- WORK ITEM: Records follow. Select each line holding "title".

RECORD EXCERPTS Block Start

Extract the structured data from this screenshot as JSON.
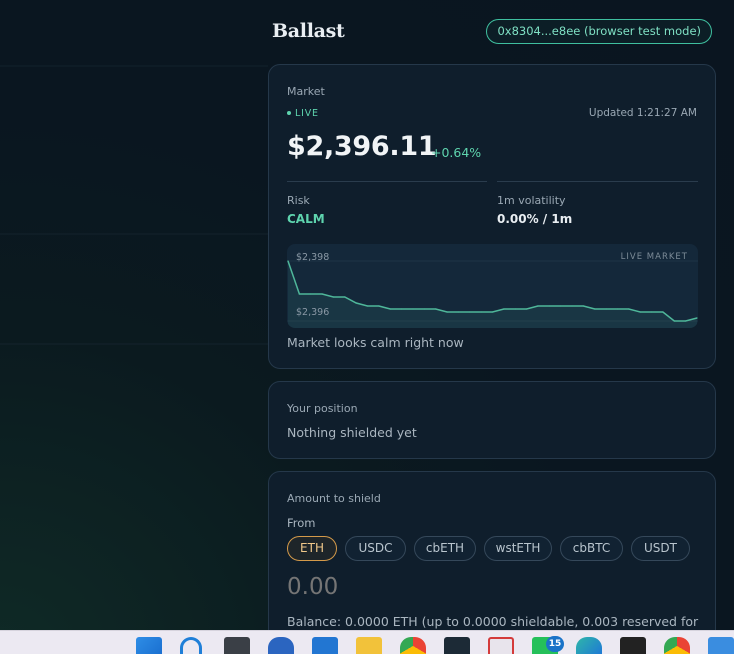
{
  "header": {
    "brand": "Ballast",
    "wallet": "0x8304...e8ee (browser test mode)"
  },
  "market": {
    "title": "Market",
    "live_label": "LIVE",
    "updated": "Updated 1:21:27 AM",
    "price": "$2,396.11",
    "change": "+0.64%",
    "risk_label": "Risk",
    "risk_value": "CALM",
    "volatility_label": "1m volatility",
    "volatility_value": "0.00% / 1m",
    "chart_tag": "LIVE MARKET",
    "note": "Market looks calm right now"
  },
  "chart_data": {
    "type": "line",
    "title": "",
    "xlabel": "",
    "ylabel": "",
    "ylim": [
      2395.9,
      2398.1
    ],
    "yticks": [
      "$2,398",
      "$2,396"
    ],
    "series": [
      {
        "values": [
          2398.0,
          2396.9,
          2396.9,
          2396.9,
          2396.8,
          2396.8,
          2396.6,
          2396.5,
          2396.5,
          2396.4,
          2396.4,
          2396.4,
          2396.4,
          2396.4,
          2396.3,
          2396.3,
          2396.3,
          2396.3,
          2396.3,
          2396.4,
          2396.4,
          2396.4,
          2396.5,
          2396.5,
          2396.5,
          2396.5,
          2396.5,
          2396.4,
          2396.4,
          2396.4,
          2396.4,
          2396.3,
          2396.3,
          2396.3,
          2396.0,
          2396.0,
          2396.1
        ],
        "color": "#4fb79a"
      }
    ],
    "grid": false,
    "legend": "none"
  },
  "position": {
    "title": "Your position",
    "value": "Nothing shielded yet"
  },
  "amount": {
    "title": "Amount to shield",
    "from_label": "From",
    "tokens": [
      "ETH",
      "USDC",
      "cbETH",
      "wstETH",
      "cbBTC",
      "USDT"
    ],
    "selected_token": "ETH",
    "placeholder": "0.00",
    "balance": "Balance: 0.0000 ETH (up to 0.0000 shieldable, 0.003 reserved for"
  },
  "taskbar": {
    "notification_count": "15",
    "icons": [
      "windows-start-icon",
      "search-icon",
      "task-view-icon",
      "app-icon",
      "store-icon",
      "file-explorer-icon",
      "chrome-icon",
      "terminal-icon",
      "snipping-tool-icon",
      "whatsapp-icon",
      "edge-icon",
      "app-dark-icon",
      "chrome-profile-icon",
      "photos-icon"
    ]
  },
  "colors": {
    "accent": "#5ed4ae",
    "chip_active": "#d49a4a",
    "background": "#0a1620",
    "card": "#0f1e2c"
  }
}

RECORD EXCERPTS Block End

- RESPONSE:
    "title": "Market",
    "title": "",
    "title": "Your position",
    "title": "Amount to shield",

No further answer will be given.